2. Abdel-Hafez SM, Hathout RM, Sammour OA. Attempts to enhance the anti-cancer activity of curcumin as a magical oncological agent using transdermal delivery. Advances in Traditional Medicine. 2021;21(1):15-29.

3. Liju VB, Jeena K, Kuttan R. An evaluation of antioxidant, anti-inflammatory, and antinociceptive activities of essential oil from Curcuma longa. L. Indian J Pharmacol. 2011;43(5):526-31.

4. Daily JW, Yang M, Park S. Efficacy of Turmeric Extracts and Curcumin for Alleviating the Symptoms of Joint Arthritis: A Systematic Review and Meta-Analysis of Randomized Clinical Trials. J Med Food. 2016;19(8):717-29.
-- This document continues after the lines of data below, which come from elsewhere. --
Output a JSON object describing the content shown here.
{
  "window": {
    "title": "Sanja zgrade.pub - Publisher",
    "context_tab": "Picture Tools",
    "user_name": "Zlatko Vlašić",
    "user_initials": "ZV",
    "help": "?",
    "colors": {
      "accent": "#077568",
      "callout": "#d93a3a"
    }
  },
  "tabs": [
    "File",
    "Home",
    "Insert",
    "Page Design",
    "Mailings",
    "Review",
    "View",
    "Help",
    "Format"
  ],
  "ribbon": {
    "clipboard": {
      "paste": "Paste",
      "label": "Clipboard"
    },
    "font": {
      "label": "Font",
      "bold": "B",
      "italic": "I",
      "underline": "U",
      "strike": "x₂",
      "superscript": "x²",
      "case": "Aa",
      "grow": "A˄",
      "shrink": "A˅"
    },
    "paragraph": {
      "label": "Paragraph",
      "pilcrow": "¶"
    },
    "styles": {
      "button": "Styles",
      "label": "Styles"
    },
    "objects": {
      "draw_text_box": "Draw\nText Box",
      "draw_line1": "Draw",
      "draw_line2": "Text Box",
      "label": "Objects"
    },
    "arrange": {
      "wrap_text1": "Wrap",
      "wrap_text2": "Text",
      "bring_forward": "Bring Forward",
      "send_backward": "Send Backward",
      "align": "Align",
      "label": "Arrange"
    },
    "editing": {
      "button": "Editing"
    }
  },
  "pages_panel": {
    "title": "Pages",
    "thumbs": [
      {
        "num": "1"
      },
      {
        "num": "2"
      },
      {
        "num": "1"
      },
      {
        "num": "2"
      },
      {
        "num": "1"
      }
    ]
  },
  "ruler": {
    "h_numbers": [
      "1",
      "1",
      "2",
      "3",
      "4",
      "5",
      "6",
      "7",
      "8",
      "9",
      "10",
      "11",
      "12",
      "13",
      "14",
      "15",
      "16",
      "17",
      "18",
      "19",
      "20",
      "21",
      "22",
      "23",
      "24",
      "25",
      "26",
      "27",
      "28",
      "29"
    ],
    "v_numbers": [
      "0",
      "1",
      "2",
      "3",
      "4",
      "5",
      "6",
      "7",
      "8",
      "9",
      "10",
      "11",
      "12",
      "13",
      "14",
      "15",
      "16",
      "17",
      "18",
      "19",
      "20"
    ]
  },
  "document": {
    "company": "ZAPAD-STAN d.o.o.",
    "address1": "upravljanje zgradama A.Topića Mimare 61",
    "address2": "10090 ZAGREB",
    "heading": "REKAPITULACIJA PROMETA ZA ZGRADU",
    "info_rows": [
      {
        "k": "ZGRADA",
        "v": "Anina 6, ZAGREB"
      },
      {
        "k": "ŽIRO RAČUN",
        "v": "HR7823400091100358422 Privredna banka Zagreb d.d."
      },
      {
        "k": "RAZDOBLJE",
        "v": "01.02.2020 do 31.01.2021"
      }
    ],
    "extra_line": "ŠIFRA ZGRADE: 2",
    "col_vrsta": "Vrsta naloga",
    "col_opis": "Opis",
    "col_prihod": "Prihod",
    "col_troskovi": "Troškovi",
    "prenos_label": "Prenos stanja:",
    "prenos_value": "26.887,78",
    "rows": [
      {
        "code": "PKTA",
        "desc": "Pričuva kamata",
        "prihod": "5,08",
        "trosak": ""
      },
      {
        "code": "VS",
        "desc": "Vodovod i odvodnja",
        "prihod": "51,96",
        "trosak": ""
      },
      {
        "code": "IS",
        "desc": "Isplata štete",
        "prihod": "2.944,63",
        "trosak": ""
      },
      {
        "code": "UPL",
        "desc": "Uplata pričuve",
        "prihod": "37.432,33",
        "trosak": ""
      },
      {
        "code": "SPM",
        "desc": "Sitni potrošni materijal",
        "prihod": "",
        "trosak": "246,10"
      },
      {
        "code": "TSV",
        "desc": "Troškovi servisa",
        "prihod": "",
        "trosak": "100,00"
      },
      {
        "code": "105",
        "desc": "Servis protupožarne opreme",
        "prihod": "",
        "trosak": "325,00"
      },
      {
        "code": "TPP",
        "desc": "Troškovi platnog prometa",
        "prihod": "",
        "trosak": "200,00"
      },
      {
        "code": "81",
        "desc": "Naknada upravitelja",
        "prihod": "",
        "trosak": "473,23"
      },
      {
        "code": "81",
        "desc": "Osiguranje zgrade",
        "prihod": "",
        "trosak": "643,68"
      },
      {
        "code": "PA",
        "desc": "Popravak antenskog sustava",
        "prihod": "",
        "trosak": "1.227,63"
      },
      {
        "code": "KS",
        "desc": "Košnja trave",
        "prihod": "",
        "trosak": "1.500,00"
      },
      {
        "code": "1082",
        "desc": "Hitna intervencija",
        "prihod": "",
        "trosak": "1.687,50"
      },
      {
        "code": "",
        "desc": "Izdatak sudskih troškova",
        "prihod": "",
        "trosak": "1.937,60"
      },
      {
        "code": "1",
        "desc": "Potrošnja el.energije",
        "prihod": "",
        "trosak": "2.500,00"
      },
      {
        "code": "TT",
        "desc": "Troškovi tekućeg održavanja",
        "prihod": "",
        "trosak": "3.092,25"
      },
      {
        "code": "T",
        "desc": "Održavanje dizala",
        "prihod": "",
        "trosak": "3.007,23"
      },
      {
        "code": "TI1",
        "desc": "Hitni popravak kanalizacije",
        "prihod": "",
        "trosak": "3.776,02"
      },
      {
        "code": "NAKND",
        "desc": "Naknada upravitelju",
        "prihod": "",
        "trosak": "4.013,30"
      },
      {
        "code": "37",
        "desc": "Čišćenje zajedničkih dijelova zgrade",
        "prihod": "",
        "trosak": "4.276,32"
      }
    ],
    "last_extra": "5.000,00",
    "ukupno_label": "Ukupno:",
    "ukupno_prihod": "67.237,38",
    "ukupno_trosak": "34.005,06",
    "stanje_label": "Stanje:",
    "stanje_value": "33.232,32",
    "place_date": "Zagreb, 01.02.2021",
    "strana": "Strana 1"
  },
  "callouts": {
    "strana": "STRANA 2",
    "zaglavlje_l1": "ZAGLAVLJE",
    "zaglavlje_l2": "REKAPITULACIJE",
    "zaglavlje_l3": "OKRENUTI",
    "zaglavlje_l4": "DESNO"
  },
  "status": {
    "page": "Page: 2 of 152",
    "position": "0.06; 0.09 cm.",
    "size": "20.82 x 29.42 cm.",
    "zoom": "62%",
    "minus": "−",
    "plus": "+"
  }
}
5. Hesami S, Kavianpour M, Rashidi Nooshabadi M, Yousefi M, Lalooha F, Khadem Haghighian H. Randomized, double-blind, placebo-controlled clinical trial studying the effects of Turmeric in combination with mefenamic acid in patients with primary dysmenorrhoea. J Gynecol Obstet Hum Reprod. 2021;50(4):101840.

6. Konduru AS, Matsuyama S, Lee BC, Komatsu K, Li JD. Curcumin Inhibits NTHi-Induced MUC5AC Mucin Overproduction in Otitis Media via Upregulation of MAPK Phosphatase MKP-1. Int J Inflam. 2017;2017:4525309.

7. Pulido-Moran M, Moreno-Fernandez J, Ramirez-Tortosa C, Ramirez-Tortosa M. Curcumin and Health. Molecules. 2016;21(3):264.

8. Zhu T, Chen Z, Chen G, Wang D, Tang S, Deng H, et al. Curcumin Attenuates Asthmatic Airway Inflammation and Mucus Hypersecretion Involving a PPARγ-Dependent NF-κB Signaling Pathway In Vivo and In Vitro. Mediators Inflamm. 2019;2019:4927430.

9. Ebrahimi F, Farzaei MH, Bahramsoltani R, Heydari M, Naderinia K, Rahimi R. Plant-derived medicines for neuropathies: a comprehensive review of clinical evidence. Rev Neurosci. 2019;30(6):671-84.

10. Eke-Okoro UJ, Raffa RB, Pergolizzi JV, Jr., Breve F, Taylor R, Jr. Curcumin in turmeric: Basic and clinical evidence for a potential role in analgesia. J Clin Pharm Ther. 2018;43(4):460-6.

11. Akter J, Hossain MA, Takara K, Islam MZ, Hou DX. Antioxidant activity of different species and varieties of turmeric (Curcuma spp): Isolation of active compounds. Comp Biochem Physiol C Toxicol Pharmacol. 2019;215:9-17.